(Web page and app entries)
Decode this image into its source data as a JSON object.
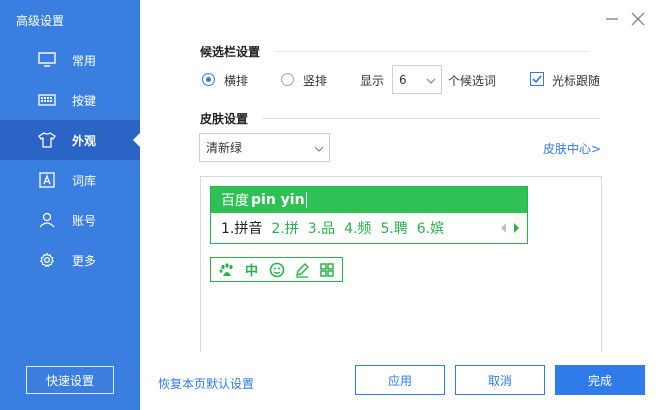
{
  "window": {
    "title": "高级设置"
  },
  "sidebar": {
    "items": [
      {
        "label": "常用",
        "icon": "monitor-icon"
      },
      {
        "label": "按键",
        "icon": "keyboard-icon"
      },
      {
        "label": "外观",
        "icon": "tshirt-icon",
        "active": true
      },
      {
        "label": "词库",
        "icon": "dictionary-icon"
      },
      {
        "label": "账号",
        "icon": "user-icon"
      },
      {
        "label": "更多",
        "icon": "gear-icon"
      }
    ],
    "quick_setup": "快速设置"
  },
  "candidate_bar": {
    "title": "候选栏设置",
    "horizontal": "横排",
    "vertical": "竖排",
    "selected": "横排",
    "show_label": "显示",
    "count": "6",
    "count_suffix": "个候选词",
    "cursor_follow": "光标跟随",
    "cursor_follow_checked": true
  },
  "skin": {
    "title": "皮肤设置",
    "selected": "清新绿",
    "center_link": "皮肤中心>"
  },
  "preview": {
    "brand": "百度",
    "pinyin": "pin yin",
    "candidates": [
      "1.拼音",
      "2.拼",
      "3.品",
      "4.频",
      "5.聘",
      "6.嫔"
    ],
    "toolbar": [
      "paw-icon",
      "chinese-mode-icon",
      "emoji-icon",
      "pen-icon",
      "grid-icon"
    ],
    "toolbar_text": {
      "mode": "中"
    },
    "colors": {
      "skin": "#2fc156",
      "accent": "#3a7fe0"
    }
  },
  "footer": {
    "restore_default": "恢复本页默认设置",
    "apply": "应用",
    "cancel": "取消",
    "done": "完成"
  }
}
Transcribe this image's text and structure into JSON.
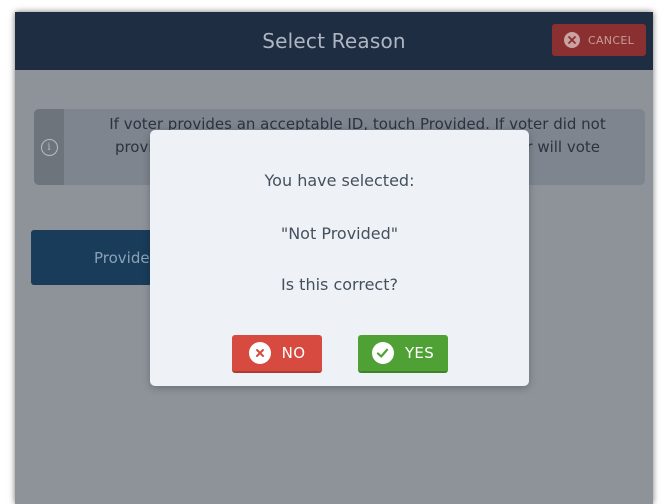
{
  "header": {
    "title": "Select Reason",
    "cancel_label": "CANCEL"
  },
  "info": {
    "text": "If voter provides an acceptable ID, touch Provided. If voter did not provide an acceptable ID, touch Not Provided and voter will vote"
  },
  "buttons": {
    "provided_label": "Provided"
  },
  "dialog": {
    "line1": "You have selected:",
    "selection": "\"Not Provided\"",
    "question": "Is this correct?",
    "no_label": "NO",
    "yes_label": "YES"
  },
  "colors": {
    "header_bg": "#1f2d43",
    "no_button": "#d64a3f",
    "yes_button": "#4fa135"
  }
}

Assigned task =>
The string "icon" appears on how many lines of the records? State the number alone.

Answer below =>
11